Access & Space
It doesn’t get much more straightforward than this. You’ve got your one zipper into the bag. It runs along the top and nearly halfway down the sides. The main textile is soft enough that you can easily spread the opening when the bag is unzipped and easily access your gear.
Pockets & Organization
Again, you get more than you’d expect from a first glance. There are multiple lash points on the exterior for either securing the bag down or attaching other things to it. On the interior, they’ve added a sleeve on the back wall for flat items, which will fit a small laptop, a tablet, or a notebook and maps.
You can attach hook-and-loop pouches and organizers to the back wall for keeping smaller items from sloshing around the bottom. I’ve already got most of my gear split up into pouches, so when using the bag, I could just toss those in, and I’d already have things organized.
Comfort / Fit
Fit and comfort for the pack depends on how you pack it and how you carry it. With very minimal padding and straps made just from webbing, how you set it up will make a big difference in comfort.
The padding on the bag consists of a square panel of thin foam and spacer mesh. There are anchor points at the top with plastic tri-glides, where the shoulder straps can be attached. Behind the back panel are webbing loops where the bottom ends of the shoulder straps can hook in as well as the waist belt.

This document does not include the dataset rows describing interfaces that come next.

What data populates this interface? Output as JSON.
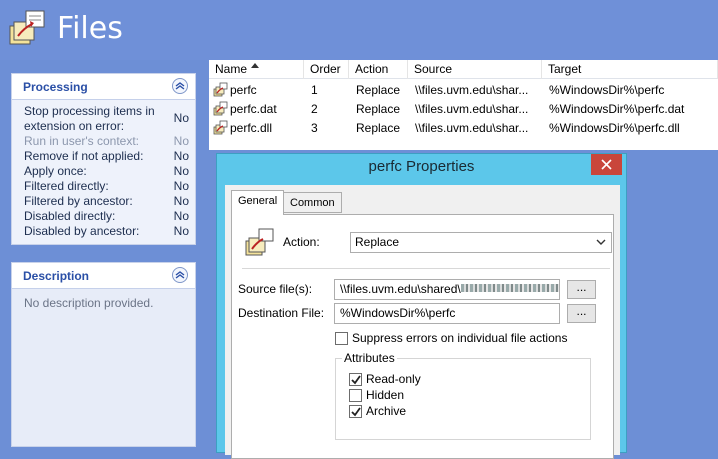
{
  "header": {
    "title": "Files"
  },
  "processing": {
    "title": "Processing",
    "rows": [
      {
        "label": "Stop processing items in extension on error:",
        "value": "No",
        "dim": false
      },
      {
        "label": "Run in user's context:",
        "value": "No",
        "dim": true
      },
      {
        "label": "Remove if not applied:",
        "value": "No",
        "dim": false
      },
      {
        "label": "Apply once:",
        "value": "No",
        "dim": false
      },
      {
        "label": "Filtered directly:",
        "value": "No",
        "dim": false
      },
      {
        "label": "Filtered by ancestor:",
        "value": "No",
        "dim": false
      },
      {
        "label": "Disabled directly:",
        "value": "No",
        "dim": false
      },
      {
        "label": "Disabled by ancestor:",
        "value": "No",
        "dim": false
      }
    ]
  },
  "description": {
    "title": "Description",
    "text": "No description provided."
  },
  "list": {
    "columns": [
      "Name",
      "Order",
      "Action",
      "Source",
      "Target"
    ],
    "rows": [
      {
        "name": "perfc",
        "order": "1",
        "action": "Replace",
        "source": "\\\\files.uvm.edu\\shar...",
        "target": "%WindowsDir%\\perfc"
      },
      {
        "name": "perfc.dat",
        "order": "2",
        "action": "Replace",
        "source": "\\\\files.uvm.edu\\shar...",
        "target": "%WindowsDir%\\perfc.dat"
      },
      {
        "name": "perfc.dll",
        "order": "3",
        "action": "Replace",
        "source": "\\\\files.uvm.edu\\shar...",
        "target": "%WindowsDir%\\perfc.dll"
      }
    ]
  },
  "dialog": {
    "title": "perfc Properties",
    "tabs": [
      "General",
      "Common"
    ],
    "action_label": "Action:",
    "action_value": "Replace",
    "source_label": "Source file(s):",
    "source_value": "\\\\files.uvm.edu\\shared\\",
    "dest_label": "Destination File:",
    "dest_value": "%WindowsDir%\\perfc",
    "browse_label": "...",
    "suppress_label": "Suppress errors on individual file actions",
    "attributes_label": "Attributes",
    "attributes": [
      {
        "label": "Read-only",
        "checked": true
      },
      {
        "label": "Hidden",
        "checked": false
      },
      {
        "label": "Archive",
        "checked": true
      }
    ]
  },
  "colors": {
    "header_bg": "#6f90d8",
    "panel_title": "#2a4fa6",
    "dialog_frame": "#5cc7ea",
    "close_button": "#c9463b"
  }
}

Lumbar pack – The shoulder straps are just 25mm (1-inch) webbing that attaches to the top and side of the back panel. The webbing does a suspenders-style crossover on the back. The good part about this setup is that you can adjust the strap lengths from both ends to get just the right fit. The bad part is that the 25mm isn’t going to carry much weight comfortably. The adjustable straps help keep the bag in place over the shoulders, but the waist belt is what really makes the difference. Also removable, the waist belt is made from 38mm (1.5-inch) webbing and doubles back so the weight is spread out over a larger area. Once the waist belt is clipped into place and tightened down, all that weight on the shoulders disappears.
Carrying the bag this way, you end up with a lot of webbing hanging around and a couple of times I had to stop and figure out which bits went where. Just something to keep in mind.
Waist bag – To be honest, the bag felt a bit too big to wear with just the hip belt and nothing over the shoulders. It was less an issue of weight, and more that it felt a bit awkward carrying something that large and boxy. While the waist belt held most of the weight, the shoulder straps kept the bag hanging more comfortably.
Crossbody – I carried the bag as a lumbar pack for trail hikes, exploring along the beach, and for the photoshoot. When carrying it around town, however, I swapped out the straps and wore it crossbody because I wanted a more casual look.
Right off the bat, I’ll say – this bag is waterproof. Apart from the other testing I did for the different carry modes, I also put the welded seams and AQUASEAL zipper to the test by heading down to the ocean and jumping in.